Google's first patent application for a contact lens was approved way back in 2014, when it was still in the eye (!) of a public relations shit-storm over Google Glass. The headsets were being banned by restaurants, bars, theaters, and sports events, and Google was preparing to take them off the market altogether. Unveiling an even weirder wearable at such a moment seemed like a massive PR miscalculation -- until you realized what the lens was actually designed for.
On its blog, Google excitedly outlined that the mysterious contact lens was not some newfangled eyeball camera, but rather a device aimed at helping people with diabetes, capable of constantly monitoring blood sugar levels via the glucose in tears. The announcement successfully shifted attention away from the Glass disaster to a new project, one that would put an end to painful finger-pricking for millions of people.

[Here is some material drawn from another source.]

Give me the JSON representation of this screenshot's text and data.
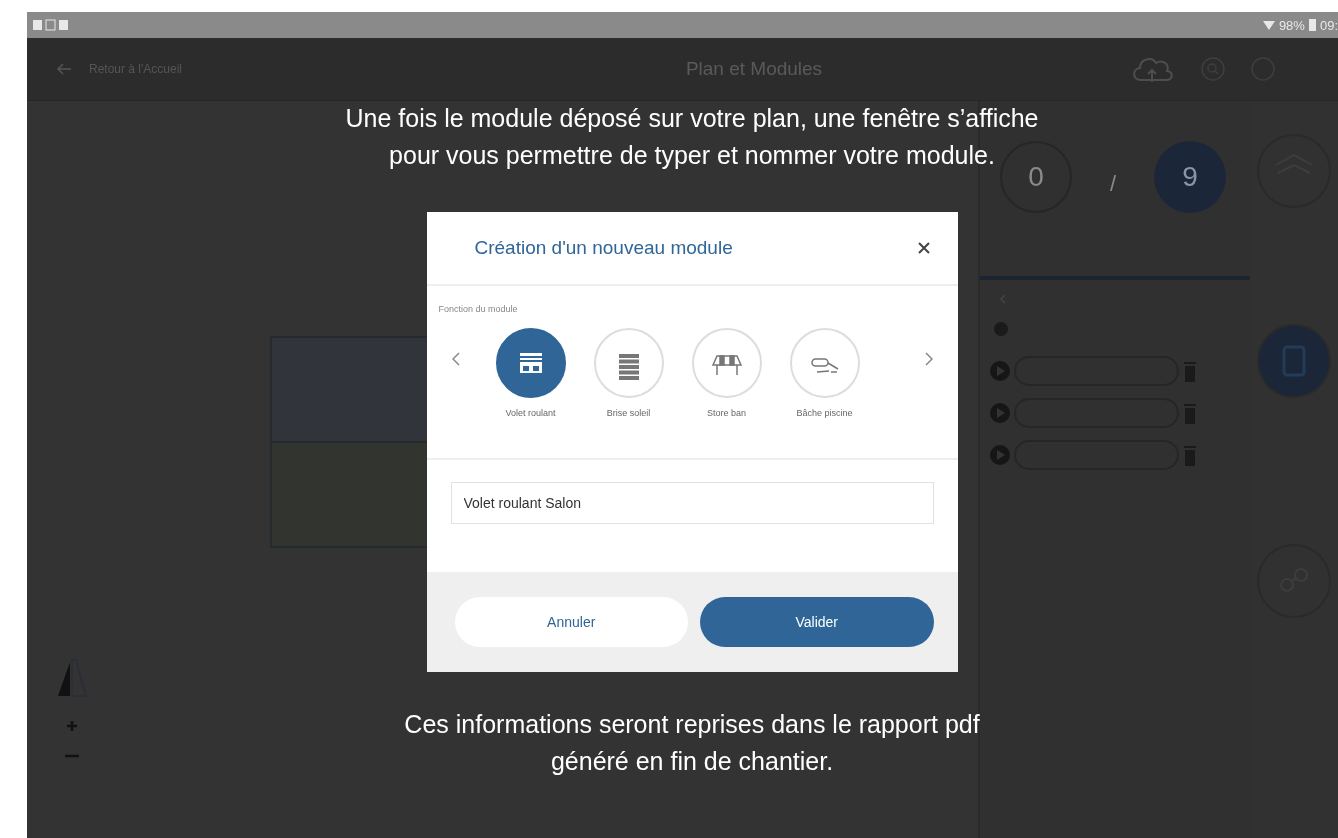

Since then Google has partnered with the pharmaceutical giant Novartis to get things moving, and has also begun developing yet another type of lens to restore the eye's natural autofocus for patients with age-related long-sightedness. Neither device has hit the market yet, but the latter will reportedly enter human-testing trials this year, and Google's even patented the packaging for it.